It seems to me that the idea of breaking down a long text into smaller, more manageable sections, which is what I have always been doing, is one of the core principles of Scrivener, so some time ago I purchased it, and slowly — unfortunately, I cannot take time off to learn how to use it, and as I explore Scrivener in my spare time, I keep on using my old system to avoid delays in publishing our research — I have been trying to understand how to use it best.
So far, it seems to me that by using Scrivener I could have all the different parts of each manuscript into a single Scrivener project instead of having them as separate files in a git repository. Further, Snapshots in Scrivener could be considered the equivalent of version control, and I would not need to create an Index file that tells Marked how to combine all those parts of the manuscript and export them as a single markdown file. Finally, I could still use all my docx templates with Pandoc in Scrivener, whether I write in Scrivener in markdown or in rich text (against which I have nothing).

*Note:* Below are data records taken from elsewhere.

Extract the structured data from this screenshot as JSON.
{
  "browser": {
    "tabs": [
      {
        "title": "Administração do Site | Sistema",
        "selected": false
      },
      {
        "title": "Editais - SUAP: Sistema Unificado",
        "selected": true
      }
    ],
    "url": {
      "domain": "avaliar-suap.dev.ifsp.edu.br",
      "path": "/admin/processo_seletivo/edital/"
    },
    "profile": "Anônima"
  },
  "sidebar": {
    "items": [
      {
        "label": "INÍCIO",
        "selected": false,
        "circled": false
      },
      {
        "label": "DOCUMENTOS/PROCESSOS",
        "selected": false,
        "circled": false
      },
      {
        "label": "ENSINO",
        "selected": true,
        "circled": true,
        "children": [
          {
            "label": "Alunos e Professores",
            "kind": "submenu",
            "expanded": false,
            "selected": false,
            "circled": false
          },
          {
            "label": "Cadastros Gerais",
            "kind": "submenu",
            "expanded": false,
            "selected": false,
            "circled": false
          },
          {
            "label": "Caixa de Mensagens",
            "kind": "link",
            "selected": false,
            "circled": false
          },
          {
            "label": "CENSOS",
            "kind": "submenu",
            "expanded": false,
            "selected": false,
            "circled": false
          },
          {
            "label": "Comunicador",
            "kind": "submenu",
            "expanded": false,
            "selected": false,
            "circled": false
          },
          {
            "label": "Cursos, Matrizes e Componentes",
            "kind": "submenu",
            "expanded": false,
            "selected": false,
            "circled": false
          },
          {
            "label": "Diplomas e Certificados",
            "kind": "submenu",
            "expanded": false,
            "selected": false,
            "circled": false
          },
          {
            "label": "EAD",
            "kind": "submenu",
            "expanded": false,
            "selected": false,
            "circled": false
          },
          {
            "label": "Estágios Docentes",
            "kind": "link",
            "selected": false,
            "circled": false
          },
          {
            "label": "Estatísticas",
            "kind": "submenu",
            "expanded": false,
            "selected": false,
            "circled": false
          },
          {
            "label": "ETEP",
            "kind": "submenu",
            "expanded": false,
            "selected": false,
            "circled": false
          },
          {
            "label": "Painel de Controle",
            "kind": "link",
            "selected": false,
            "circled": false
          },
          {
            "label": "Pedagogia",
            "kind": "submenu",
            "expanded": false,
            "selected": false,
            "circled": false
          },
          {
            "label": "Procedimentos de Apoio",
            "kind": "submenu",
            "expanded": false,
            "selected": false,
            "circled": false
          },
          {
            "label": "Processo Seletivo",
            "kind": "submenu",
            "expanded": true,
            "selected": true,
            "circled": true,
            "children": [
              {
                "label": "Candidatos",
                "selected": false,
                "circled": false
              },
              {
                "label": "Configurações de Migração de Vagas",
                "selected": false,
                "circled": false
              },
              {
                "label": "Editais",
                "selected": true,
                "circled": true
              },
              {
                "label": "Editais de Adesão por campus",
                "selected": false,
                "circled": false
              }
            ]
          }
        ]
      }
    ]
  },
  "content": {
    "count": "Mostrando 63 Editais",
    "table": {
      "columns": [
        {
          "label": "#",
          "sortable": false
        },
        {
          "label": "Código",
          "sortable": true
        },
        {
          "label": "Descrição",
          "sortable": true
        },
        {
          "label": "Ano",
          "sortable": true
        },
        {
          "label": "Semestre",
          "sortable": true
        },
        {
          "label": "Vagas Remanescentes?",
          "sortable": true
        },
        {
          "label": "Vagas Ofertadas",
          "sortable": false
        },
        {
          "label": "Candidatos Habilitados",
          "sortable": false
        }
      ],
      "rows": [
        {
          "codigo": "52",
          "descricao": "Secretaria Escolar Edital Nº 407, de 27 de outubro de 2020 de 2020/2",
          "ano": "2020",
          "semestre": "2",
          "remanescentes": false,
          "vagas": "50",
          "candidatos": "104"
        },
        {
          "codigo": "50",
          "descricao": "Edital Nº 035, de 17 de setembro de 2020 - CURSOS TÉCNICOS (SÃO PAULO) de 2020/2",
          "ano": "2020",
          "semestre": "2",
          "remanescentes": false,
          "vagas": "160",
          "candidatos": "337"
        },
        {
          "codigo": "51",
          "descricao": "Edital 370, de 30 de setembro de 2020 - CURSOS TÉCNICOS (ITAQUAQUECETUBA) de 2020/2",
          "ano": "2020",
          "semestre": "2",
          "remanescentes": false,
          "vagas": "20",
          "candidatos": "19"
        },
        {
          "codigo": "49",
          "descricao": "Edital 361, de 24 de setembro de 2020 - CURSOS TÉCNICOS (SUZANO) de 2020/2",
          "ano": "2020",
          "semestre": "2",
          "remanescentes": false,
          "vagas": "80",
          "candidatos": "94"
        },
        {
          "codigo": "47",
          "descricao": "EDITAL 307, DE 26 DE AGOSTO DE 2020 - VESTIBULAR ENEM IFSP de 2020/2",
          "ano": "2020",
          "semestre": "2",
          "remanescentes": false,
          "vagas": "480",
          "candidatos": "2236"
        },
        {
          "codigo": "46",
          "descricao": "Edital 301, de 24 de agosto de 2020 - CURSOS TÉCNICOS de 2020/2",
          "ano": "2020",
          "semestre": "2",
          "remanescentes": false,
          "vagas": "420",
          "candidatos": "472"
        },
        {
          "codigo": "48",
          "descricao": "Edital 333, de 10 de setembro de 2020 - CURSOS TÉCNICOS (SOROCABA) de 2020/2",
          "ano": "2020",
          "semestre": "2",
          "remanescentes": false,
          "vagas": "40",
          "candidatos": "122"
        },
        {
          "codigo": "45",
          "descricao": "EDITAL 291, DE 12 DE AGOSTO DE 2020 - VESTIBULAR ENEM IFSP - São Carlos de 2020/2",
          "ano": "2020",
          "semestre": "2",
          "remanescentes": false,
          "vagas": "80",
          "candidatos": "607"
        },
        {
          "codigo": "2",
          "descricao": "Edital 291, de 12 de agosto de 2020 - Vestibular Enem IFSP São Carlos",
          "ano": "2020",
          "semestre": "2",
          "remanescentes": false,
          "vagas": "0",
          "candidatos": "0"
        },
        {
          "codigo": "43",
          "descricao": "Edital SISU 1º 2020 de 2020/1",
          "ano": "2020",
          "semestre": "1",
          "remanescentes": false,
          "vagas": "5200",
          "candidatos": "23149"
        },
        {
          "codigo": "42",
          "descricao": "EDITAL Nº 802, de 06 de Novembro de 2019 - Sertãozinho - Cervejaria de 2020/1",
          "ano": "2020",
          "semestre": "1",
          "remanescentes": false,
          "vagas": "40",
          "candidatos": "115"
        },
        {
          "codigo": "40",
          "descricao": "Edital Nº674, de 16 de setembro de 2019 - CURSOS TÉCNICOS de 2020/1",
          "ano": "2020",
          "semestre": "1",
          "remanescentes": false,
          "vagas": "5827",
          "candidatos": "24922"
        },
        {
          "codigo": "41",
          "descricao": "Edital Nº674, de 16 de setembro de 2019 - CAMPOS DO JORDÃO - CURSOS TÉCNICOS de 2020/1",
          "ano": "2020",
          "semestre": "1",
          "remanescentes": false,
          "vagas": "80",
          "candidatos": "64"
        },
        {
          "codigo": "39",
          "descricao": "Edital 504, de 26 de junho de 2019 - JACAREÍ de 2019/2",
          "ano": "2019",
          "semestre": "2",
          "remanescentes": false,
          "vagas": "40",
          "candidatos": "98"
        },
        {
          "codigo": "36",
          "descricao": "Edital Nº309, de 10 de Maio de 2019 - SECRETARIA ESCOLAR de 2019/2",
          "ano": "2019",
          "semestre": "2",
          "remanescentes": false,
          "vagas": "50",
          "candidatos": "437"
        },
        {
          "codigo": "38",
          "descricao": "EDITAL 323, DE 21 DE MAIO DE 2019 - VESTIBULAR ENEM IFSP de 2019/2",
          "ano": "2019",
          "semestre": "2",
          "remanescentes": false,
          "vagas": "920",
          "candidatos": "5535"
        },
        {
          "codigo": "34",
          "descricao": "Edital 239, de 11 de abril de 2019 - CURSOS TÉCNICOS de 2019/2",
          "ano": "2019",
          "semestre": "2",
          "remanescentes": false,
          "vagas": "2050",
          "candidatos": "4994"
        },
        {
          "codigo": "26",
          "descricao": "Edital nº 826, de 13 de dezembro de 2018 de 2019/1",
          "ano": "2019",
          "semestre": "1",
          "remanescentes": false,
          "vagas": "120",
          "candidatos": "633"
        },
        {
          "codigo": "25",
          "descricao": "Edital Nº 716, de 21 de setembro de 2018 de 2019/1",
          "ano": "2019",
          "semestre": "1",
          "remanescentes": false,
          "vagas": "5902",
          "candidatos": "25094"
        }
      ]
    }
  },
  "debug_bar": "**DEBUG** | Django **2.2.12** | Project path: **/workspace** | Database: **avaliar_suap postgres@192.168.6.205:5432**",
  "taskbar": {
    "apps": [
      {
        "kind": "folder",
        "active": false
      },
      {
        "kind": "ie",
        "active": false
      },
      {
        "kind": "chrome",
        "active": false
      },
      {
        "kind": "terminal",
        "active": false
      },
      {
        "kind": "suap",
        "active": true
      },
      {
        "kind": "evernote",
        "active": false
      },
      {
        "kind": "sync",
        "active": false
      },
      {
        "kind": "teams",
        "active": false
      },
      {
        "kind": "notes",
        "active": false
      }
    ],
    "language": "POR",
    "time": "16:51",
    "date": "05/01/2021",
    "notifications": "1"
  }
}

So I have tried to put together a Scrivener template for our manuscripts, trying to recreate what I do with Multimarkdown Composer. My use of Multimarkdown is not orthodox: for example, manuscripts formatted for submission to a journal must have a page break between the title, authors, affiliation, etc. section and the Abstract; in order to achieve that, for the Abstract heading I use a level 4 heading, which I use nowhere else in our manuscripts. In my docx templates, this is styled exactly like a level 2 heading, which is what the Abstract, Introduction, Results, Discussion, Materials & Methods and Figure Legends sections would require, but has a page break before it. Even though nonorthodox, this stratagem has allowed me to overcome limitations of Multimarkdown. I reproduced this system “verbatim” in Scrivener (please see attached .scriv project file), which results in a perfectly formatted docx file (attached in PDF format) by compiling for Multimarkdown and by processing with Pandoc using my templates. Only, as you will notice, the structure of the Manuscript folder in the Scrivener binder is a bit awkward — with all those untitled documents — and I wondered whether there were a simpler way to achieve in Scrivener what I am trying to do, without necessarily trying to recreate “verbatim” in Scrivener my old system, including its stratagems to overcome Multimarkdown limitations. For example, I have tried to use Separators to achieve that space break between the title, authors, affiliation, etc. section and the Abstract but was unable to make it work. So I thought I would turn for advice to the members of this forum, who clearly know more about Scrivener than I do, and see whether they had any suggestions on how to achieve what I am trying to achieve in Scrivener.
Finally, if it matters for your feedback, we don’t have math equations in our manuscripts; I have no use for the Research section in Scrivener (all my research material is in Bookends and Tinderbox); the References section in our manuscripts is created by adding Bookends citations in Scrivener (or, at the moment, in Multimarkdown Composer) and by scanning the final docx with Bookends; and figures are never inserted in the docx file: they are created in other programs and uploaded directly on the website of the journal’s submission system, which from the docx file and the figure files produces a PDF that is used for peer-review.
Thank you very much for your consideration.